• [Available data]:
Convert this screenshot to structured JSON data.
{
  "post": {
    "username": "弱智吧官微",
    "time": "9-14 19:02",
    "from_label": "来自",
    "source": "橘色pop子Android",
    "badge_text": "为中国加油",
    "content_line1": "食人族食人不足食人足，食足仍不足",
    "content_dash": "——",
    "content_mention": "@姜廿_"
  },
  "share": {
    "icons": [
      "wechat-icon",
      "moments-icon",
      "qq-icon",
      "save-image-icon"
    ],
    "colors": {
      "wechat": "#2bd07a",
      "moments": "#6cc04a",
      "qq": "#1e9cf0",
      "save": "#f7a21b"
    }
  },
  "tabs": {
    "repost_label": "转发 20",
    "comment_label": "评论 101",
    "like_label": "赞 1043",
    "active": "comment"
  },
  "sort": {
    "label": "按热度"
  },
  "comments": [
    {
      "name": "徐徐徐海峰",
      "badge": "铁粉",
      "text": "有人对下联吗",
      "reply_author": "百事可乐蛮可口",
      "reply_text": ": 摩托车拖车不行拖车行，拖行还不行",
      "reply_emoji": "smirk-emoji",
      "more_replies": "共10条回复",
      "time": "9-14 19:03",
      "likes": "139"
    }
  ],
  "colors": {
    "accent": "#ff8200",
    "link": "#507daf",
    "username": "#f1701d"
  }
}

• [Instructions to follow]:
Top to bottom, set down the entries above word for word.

• [Exercise answer]:
Convert this screenshot to structured JSON data.
{
  "post": {
    "username": "弱智吧官微",
    "time": "9-14 19:02",
    "from_label": "来自",
    "source": "橘色pop子Android",
    "badge_text": "为中国加油",
    "content_line1": "食人族食人不足食人足，食足仍不足",
    "content_dash": "——",
    "content_mention": "@姜廿_"
  },
  "share": {
    "icons": [
      "wechat-icon",
      "moments-icon",
      "qq-icon",
      "save-image-icon"
    ],
    "colors": {
      "wechat": "#2bd07a",
      "moments": "#6cc04a",
      "qq": "#1e9cf0",
      "save": "#f7a21b"
    }
  },
  "tabs": {
    "repost_label": "转发 20",
    "comment_label": "评论 101",
    "like_label": "赞 1043",
    "active": "comment"
  },
  "sort": {
    "label": "按热度"
  },
  "comments": [
    {
      "name": "徐徐徐海峰",
      "badge": "铁粉",
      "text": "有人对下联吗",
      "reply_author": "百事可乐蛮可口",
      "reply_text": ": 摩托车拖车不行拖车行，拖行还不行",
      "reply_emoji": "smirk-emoji",
      "more_replies": "共10条回复",
      "time": "9-14 19:03",
      "likes": "139"
    }
  ],
  "colors": {
    "accent": "#ff8200",
    "link": "#507daf",
    "username": "#f1701d"
  }
}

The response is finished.